The Testimonies Of Former Students
For decades, students in grades eight through twelve passed through the Élan School. They generally fall into two camps: those who saw their education as abuse and those who saw it as a necessary reform.
“There are people who will swear on a stack of Bibles that [Joe Ricci] saved their lives,” said Ed Staffin, who graduated from Élan in 1978. “There are others who will swear that Joe Ricci was the devil.”
Matt Hoffman, who attended the school from 1974 to 1976, called it a “sadistic, brutal, violent, soul-eating hellhole.” He and others recall tactics that included restraints, humiliation, and corporal punishment.
Students were reportedly forbidden from taking a shower longer than three minutes, being in the bathroom for too long, writing without permission, looking out the window, or simply rubbing staff members the wrong way.
If students broke any of these rules, they were often screamed at by their classmates for about an hour in a punishment called a “General Meeting,” forced to wear humiliating signs or costumes, or even coerced into fighting other students in “The Ring” — a makeshift circle of their peers.
According to some accounts, these forced boxing matches resulted in at least one student’s death. When 15-year-old Phil Williams Jr. died at the school in 1982, his family was told that the cause was a brain aneurysm. But over 30 years later, allegations surfaced that he’d actually been beaten to death in The Ring after he had complained of a headache.
But school administrators long dismissed accusations from students. Responding to reports of trauma at Élan, a school lawyer said: “People who fought in wars have nightmares, too. Some wars are worth fighting.”
Despite the allegations, parents continued to pay upwards of $50,000 to send their children to the Élan School for years.
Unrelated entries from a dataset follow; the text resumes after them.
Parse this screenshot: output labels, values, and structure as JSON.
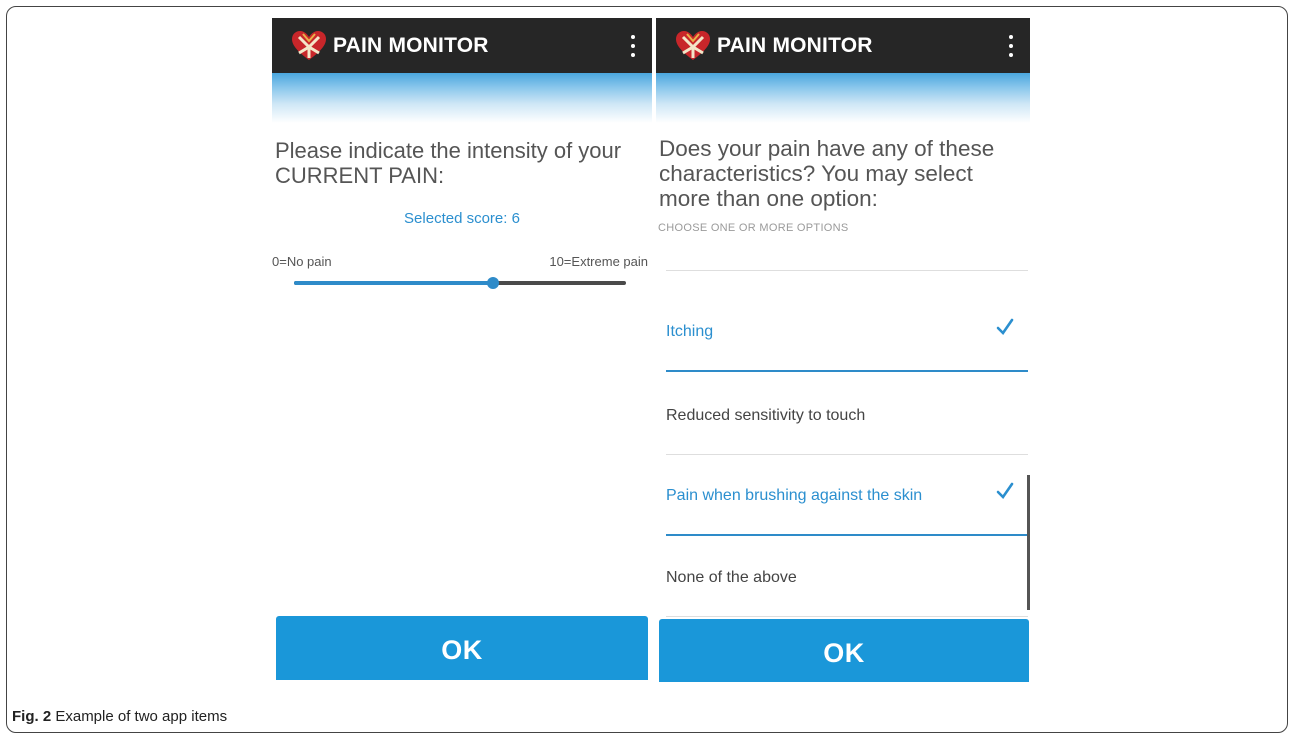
{
  "left_screen": {
    "app_title": "PAIN MONITOR",
    "question": "Please indicate the intensity of your CURRENT PAIN:",
    "selected_score": "Selected score: 6",
    "scale_min_label": "0=No pain",
    "scale_max_label": "10=Extreme pain",
    "slider": {
      "min": 0,
      "max": 10,
      "value": 6
    },
    "ok_label": "OK"
  },
  "right_screen": {
    "app_title": "PAIN MONITOR",
    "question": "Does your pain have any of these characteristics? You may select more than one option:",
    "hint": "CHOOSE ONE OR MORE OPTIONS",
    "options": [
      {
        "label": "Itching",
        "selected": true
      },
      {
        "label": "Reduced sensitivity to touch",
        "selected": false
      },
      {
        "label": "Pain when brushing against the skin",
        "selected": true
      },
      {
        "label": "None of the above",
        "selected": false
      }
    ],
    "ok_label": "OK"
  },
  "caption": {
    "figure_label": "Fig. 2",
    "text": "Example of two app items"
  },
  "colors": {
    "appbar": "#262626",
    "accent": "#1a97d9",
    "selected_text": "#2b8fcf"
  },
  "icons": [
    "app-logo-icon",
    "overflow-menu-icon",
    "checkmark-icon"
  ]
}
It took a murder trial and an online campaign to finally close the school’s doors for good.
How The Élan School Closed Down
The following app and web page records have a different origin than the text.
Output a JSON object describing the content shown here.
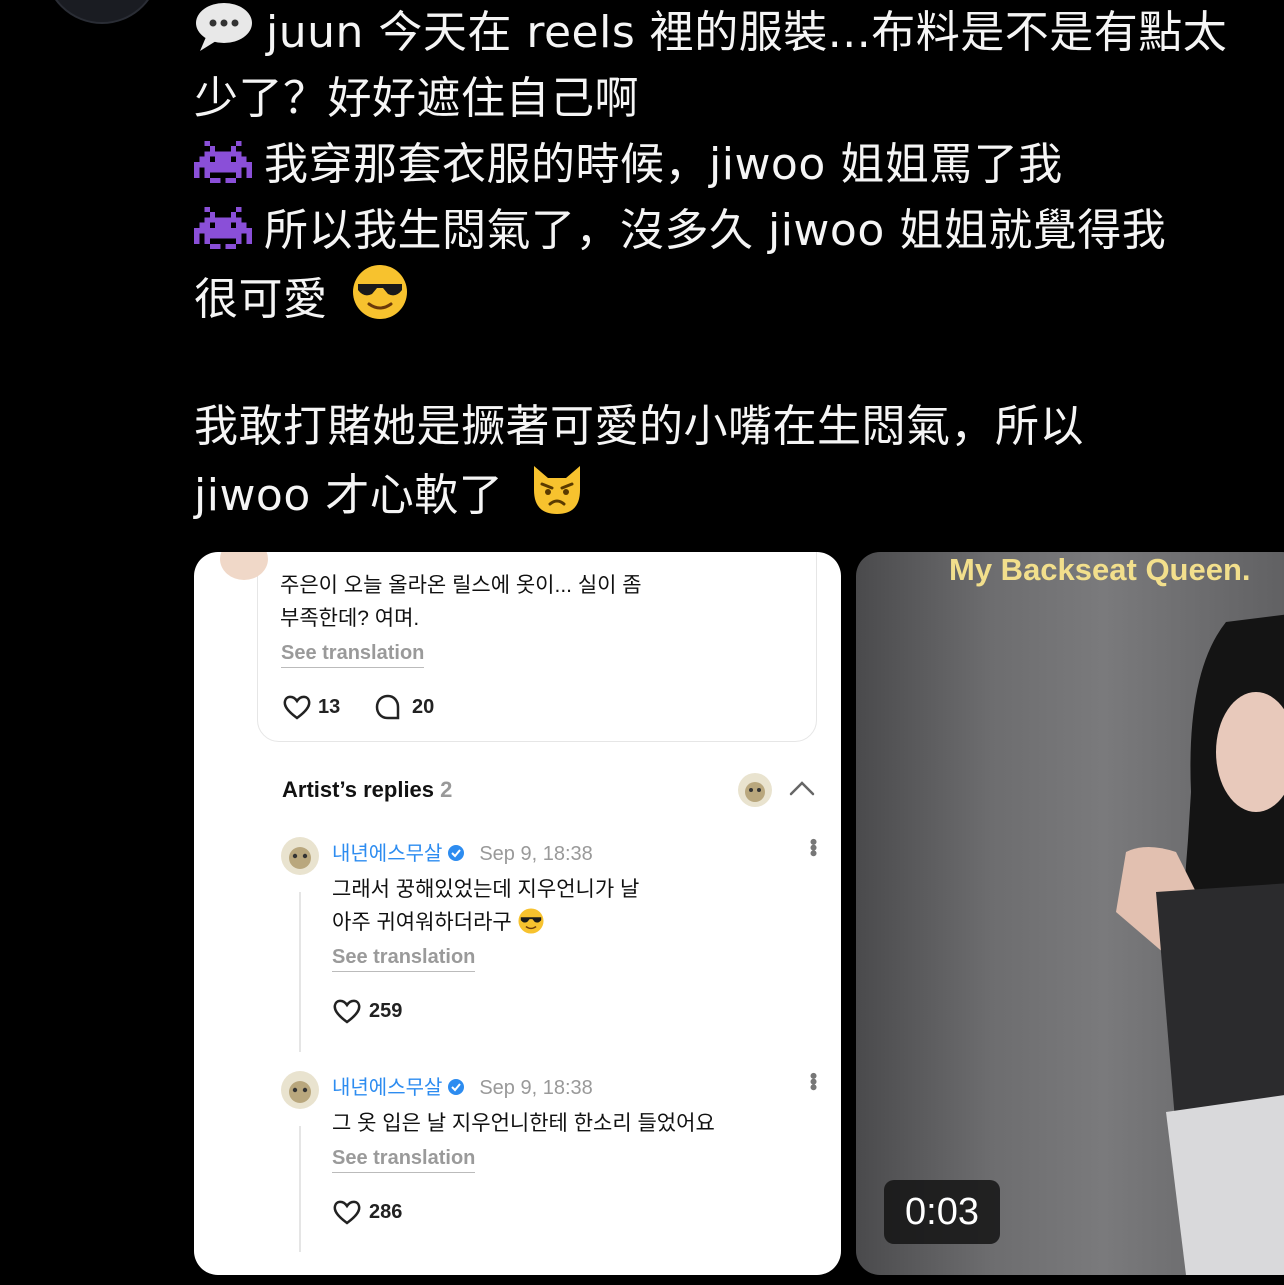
{
  "post": {
    "line1": "juun 今天在 reels 裡的服裝...布料是不是有點太",
    "line2": "少了？好好遮住自己啊",
    "line3": "我穿那套衣服的時候，jiwoo 姐姐罵了我",
    "line4": "所以我生悶氣了，沒多久 jiwoo 姐姐就覺得我",
    "line5": "很可愛",
    "line6": "我敢打賭她是撅著可愛的小嘴在生悶氣，所以",
    "line7": "jiwoo 才心軟了",
    "icons": [
      "speech-bubble-icon",
      "alien-monster-icon",
      "sunglasses-face-icon",
      "pouting-cat-icon"
    ]
  },
  "screenshot_card": {
    "original_comment": {
      "text_line1": "주은이 오늘 올라온 릴스에 옷이... 실이 좀",
      "text_line2": "부족한데? 여며.",
      "see_translation": "See translation",
      "likes": "13",
      "replies": "20"
    },
    "artist_replies": {
      "title": "Artist’s replies",
      "count": "2"
    },
    "replies": [
      {
        "name": "내년에스무살",
        "time": "Sep 9, 18:38",
        "text_line1": "그래서 꿍해있었는데 지우언니가 날",
        "text_line2": "아주 귀여워하더라구",
        "see_translation": "See translation",
        "likes": "259"
      },
      {
        "name": "내년에스무살",
        "time": "Sep 9, 18:38",
        "text_line1": "그 옷 입은 날 지우언니한테 한소리 들었어요",
        "see_translation": "See translation",
        "likes": "286"
      }
    ]
  },
  "video": {
    "caption": "My Backseat Queen.",
    "timer": "0:03"
  },
  "colors": {
    "verified": "#2d8cf0",
    "caption": "#f2df8c",
    "background": "#000000"
  }
}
Though Élan’s harsh tactics were not a secret, the school got an unwanted boost of publicity when one of its former students was put on trial for murder in 2002. Michael C. Skakel, a Kennedy relative, was suspected of killing his neighbor Martha Moxley in 1975 when they were both 15 — just a couple of years before Skakel was sent to the Élan School.
While at the school, Skakel allegedly confessed to murdering Moxley. One former schoolmate even testified in a pre-trial hearing that Skakel told him, “I am going to get away with murder, I am a Kennedy.”
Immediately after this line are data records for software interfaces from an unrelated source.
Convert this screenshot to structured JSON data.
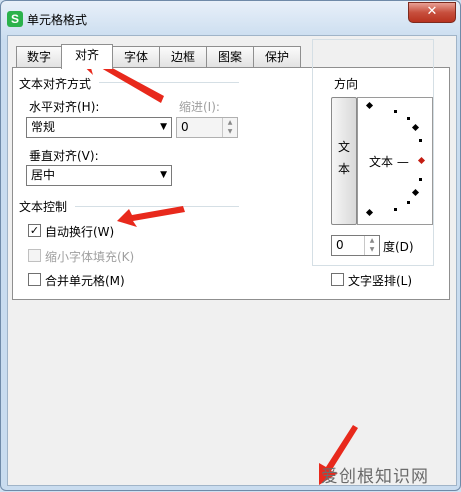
{
  "window": {
    "title": "单元格格式",
    "app_icon": "S",
    "close_glyph": "✕"
  },
  "tabs": [
    "数字",
    "对齐",
    "字体",
    "边框",
    "图案",
    "保护"
  ],
  "active_tab": "对齐",
  "alignment": {
    "group_title": "文本对齐方式",
    "horizontal_label": "水平对齐(H):",
    "horizontal_value": "常规",
    "indent_label": "缩进(I):",
    "indent_value": "0",
    "vertical_label": "垂直对齐(V):",
    "vertical_value": "居中"
  },
  "text_control": {
    "group_title": "文本控制",
    "wrap_text": {
      "label": "自动换行(W)",
      "checked": true,
      "enabled": true
    },
    "shrink_to_fit": {
      "label": "缩小字体填充(K)",
      "checked": false,
      "enabled": false
    },
    "merge_cells": {
      "label": "合并单元格(M)",
      "checked": false,
      "enabled": true
    }
  },
  "orientation": {
    "group_title": "方向",
    "vertical_text_chars": [
      "文",
      "本"
    ],
    "sample_text": "文本 —",
    "degrees_value": "0",
    "degrees_label": "度(D)",
    "vertical_checkbox_label": "文字竖排(L)"
  },
  "icons": {
    "dropdown": "▼",
    "spin_up": "▲",
    "spin_down": "▼",
    "check": "✓"
  },
  "colors": {
    "annotation_arrow": "#e8291c",
    "close_button": "#c74f3d",
    "app_icon": "#2bb24c"
  },
  "watermark": "爱创根知识网"
}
But as Skakel tells it, the other students and faculty had tortured him to get him to confess. When those students testified during his trial, they broadcasted what they had suffered at Élan to a wide audience. As for Joe Ricci, he said that Skakel had never confessed to the murder. But Ricci never testified — because he died of lung cancer before he was able to.
Skakel was initially found guilty of the murder in 2002 and sentenced to 20 years to life for the crime, though he’d later be released in 2013 when a judge ruled that his lawyer had not given him effective representation. Since then, the conviction has been reinstated, vacated, and reviewed multiple times. In 2020, Skakel ultimately walked free after prosecutors said they didn’t have enough evidence to retry him. The decision remains controversial.
Yet it took an anonymous internet user — and not a Kennedy scandal — to bring Élan down. According to Ricci’s widow, Sharon Terry, who took over the school after his death, bad press online led to low enrollment.
Terry pointed specifically to a Reddit user named Gzasmyhero, who led an online campaign against Élan. The user claimed to have attended the school in 1998 and alleged that the school’s punishments were overly severe for most of its students, who’d committed only minor infractions.
“I believe that the internet is our #1 tool for exposing these horrid blind spots (at the school) for what they are,” Gzasmyhero wrote.
After closing in 2011, the Élan School left behind a murky, mixed legacy. “Élan saved my life,” said Sarah Levesque, who attended the school in the 1990s. “But I feel haunted by it.”
After reading about the Élan School, learn about the horrors of Canadian Indigenous boarding schools. Or, discover the history of school integration.